▸ **Your assignment**
Report the lines of the material that carry the string "causale".

..............................

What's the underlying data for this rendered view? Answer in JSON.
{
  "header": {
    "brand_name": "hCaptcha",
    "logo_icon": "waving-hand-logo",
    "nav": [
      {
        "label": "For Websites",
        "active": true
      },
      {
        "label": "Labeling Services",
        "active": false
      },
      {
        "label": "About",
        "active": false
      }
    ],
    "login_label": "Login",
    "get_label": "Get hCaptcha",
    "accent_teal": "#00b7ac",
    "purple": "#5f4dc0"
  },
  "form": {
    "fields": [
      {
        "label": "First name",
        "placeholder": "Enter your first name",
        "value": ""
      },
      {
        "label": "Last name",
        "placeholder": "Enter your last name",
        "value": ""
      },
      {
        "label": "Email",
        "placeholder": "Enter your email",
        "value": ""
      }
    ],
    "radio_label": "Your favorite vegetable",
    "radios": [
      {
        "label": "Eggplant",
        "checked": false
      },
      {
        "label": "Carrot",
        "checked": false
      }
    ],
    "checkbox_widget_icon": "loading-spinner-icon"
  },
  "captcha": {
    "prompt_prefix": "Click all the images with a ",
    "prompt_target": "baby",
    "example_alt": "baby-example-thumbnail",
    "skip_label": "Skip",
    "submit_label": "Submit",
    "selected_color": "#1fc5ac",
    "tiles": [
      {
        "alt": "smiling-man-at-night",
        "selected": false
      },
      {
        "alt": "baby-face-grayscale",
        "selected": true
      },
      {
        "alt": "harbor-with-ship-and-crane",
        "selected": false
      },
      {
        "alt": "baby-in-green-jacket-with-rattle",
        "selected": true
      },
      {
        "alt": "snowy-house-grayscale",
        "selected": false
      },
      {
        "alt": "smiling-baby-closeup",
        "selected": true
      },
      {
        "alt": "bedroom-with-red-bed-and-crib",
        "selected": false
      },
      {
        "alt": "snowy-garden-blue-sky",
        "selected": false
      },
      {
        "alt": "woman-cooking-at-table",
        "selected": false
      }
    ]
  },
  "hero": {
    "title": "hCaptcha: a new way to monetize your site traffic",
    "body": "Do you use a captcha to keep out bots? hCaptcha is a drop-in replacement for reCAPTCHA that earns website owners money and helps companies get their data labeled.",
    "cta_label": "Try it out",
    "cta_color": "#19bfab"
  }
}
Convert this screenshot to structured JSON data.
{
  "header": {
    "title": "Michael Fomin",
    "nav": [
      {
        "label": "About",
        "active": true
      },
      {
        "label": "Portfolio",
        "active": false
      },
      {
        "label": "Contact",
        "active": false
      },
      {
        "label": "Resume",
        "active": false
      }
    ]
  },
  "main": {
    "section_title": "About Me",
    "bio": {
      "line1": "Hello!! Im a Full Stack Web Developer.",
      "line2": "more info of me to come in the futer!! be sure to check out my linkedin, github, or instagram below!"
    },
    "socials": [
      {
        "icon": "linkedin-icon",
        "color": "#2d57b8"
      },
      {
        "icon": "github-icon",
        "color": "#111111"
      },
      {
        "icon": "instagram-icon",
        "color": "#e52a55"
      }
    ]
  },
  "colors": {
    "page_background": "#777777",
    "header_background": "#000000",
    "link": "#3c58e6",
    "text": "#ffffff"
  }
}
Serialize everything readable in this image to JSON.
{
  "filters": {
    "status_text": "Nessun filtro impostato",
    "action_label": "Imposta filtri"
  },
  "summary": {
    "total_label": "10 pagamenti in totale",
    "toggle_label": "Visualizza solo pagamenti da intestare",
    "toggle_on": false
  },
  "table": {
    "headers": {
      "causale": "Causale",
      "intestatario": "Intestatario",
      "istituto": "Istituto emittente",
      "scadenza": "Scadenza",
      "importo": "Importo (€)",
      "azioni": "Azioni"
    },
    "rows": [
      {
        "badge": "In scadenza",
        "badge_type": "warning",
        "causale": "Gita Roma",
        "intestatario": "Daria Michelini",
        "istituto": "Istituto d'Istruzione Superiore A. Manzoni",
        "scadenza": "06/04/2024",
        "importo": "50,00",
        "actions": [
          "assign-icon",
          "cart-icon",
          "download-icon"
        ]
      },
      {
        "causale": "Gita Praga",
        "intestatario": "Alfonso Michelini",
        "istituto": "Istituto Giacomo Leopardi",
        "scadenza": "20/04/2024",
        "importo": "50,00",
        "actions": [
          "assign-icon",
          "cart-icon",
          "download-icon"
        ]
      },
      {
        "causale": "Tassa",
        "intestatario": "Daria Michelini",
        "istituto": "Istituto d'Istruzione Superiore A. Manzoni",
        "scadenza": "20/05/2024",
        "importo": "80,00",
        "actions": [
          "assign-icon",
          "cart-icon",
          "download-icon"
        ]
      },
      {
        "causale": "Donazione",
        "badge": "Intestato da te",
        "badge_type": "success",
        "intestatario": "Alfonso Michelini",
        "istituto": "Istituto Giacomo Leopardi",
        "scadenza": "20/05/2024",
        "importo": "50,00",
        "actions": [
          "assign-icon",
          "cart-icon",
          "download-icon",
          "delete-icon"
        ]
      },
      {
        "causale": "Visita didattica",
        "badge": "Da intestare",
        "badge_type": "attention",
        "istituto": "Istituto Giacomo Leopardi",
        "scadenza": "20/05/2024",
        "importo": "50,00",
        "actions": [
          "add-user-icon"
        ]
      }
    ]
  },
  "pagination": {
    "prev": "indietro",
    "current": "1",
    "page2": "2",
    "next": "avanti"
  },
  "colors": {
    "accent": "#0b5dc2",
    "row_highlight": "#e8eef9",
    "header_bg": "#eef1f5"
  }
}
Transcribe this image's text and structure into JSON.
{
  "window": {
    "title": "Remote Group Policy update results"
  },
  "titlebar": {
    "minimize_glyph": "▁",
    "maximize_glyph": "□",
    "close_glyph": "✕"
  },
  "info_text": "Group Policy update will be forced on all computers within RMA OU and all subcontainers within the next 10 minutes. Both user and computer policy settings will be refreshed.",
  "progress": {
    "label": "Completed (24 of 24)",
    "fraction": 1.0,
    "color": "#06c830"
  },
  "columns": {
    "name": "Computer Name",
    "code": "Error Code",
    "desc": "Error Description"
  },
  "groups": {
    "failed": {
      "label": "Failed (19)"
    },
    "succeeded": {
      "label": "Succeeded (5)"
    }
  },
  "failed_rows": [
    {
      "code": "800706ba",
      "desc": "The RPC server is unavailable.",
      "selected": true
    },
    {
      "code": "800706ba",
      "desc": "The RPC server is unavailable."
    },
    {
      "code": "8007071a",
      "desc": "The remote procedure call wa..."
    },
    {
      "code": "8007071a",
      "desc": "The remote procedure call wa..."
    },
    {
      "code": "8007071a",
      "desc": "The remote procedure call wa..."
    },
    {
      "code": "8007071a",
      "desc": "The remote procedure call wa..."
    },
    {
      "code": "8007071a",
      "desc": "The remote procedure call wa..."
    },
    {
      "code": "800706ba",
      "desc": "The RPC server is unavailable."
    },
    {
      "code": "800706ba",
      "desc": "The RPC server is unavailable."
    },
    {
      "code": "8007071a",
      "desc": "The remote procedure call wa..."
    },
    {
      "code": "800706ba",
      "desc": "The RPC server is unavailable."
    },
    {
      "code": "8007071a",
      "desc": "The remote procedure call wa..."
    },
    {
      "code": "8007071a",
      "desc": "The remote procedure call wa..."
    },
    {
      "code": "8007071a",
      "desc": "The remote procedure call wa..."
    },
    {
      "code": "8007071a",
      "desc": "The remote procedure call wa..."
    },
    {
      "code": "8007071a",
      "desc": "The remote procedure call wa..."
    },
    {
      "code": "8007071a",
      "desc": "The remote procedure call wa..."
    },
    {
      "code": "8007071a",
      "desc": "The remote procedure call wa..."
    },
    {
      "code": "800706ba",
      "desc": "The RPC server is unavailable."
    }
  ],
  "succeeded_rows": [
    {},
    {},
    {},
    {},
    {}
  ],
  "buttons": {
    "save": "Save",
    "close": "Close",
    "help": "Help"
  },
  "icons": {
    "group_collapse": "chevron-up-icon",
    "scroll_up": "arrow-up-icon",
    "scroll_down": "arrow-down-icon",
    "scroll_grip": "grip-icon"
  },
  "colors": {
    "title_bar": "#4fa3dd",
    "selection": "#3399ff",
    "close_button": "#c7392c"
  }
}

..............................

▸ **Answer to the problem**
      "causale": "Causale",
        "causale": "Gita Roma",
        "causale": "Gita Praga",
        "causale": "Tassa",
        "causale": "Donazione",
        "causale": "Visita didattica",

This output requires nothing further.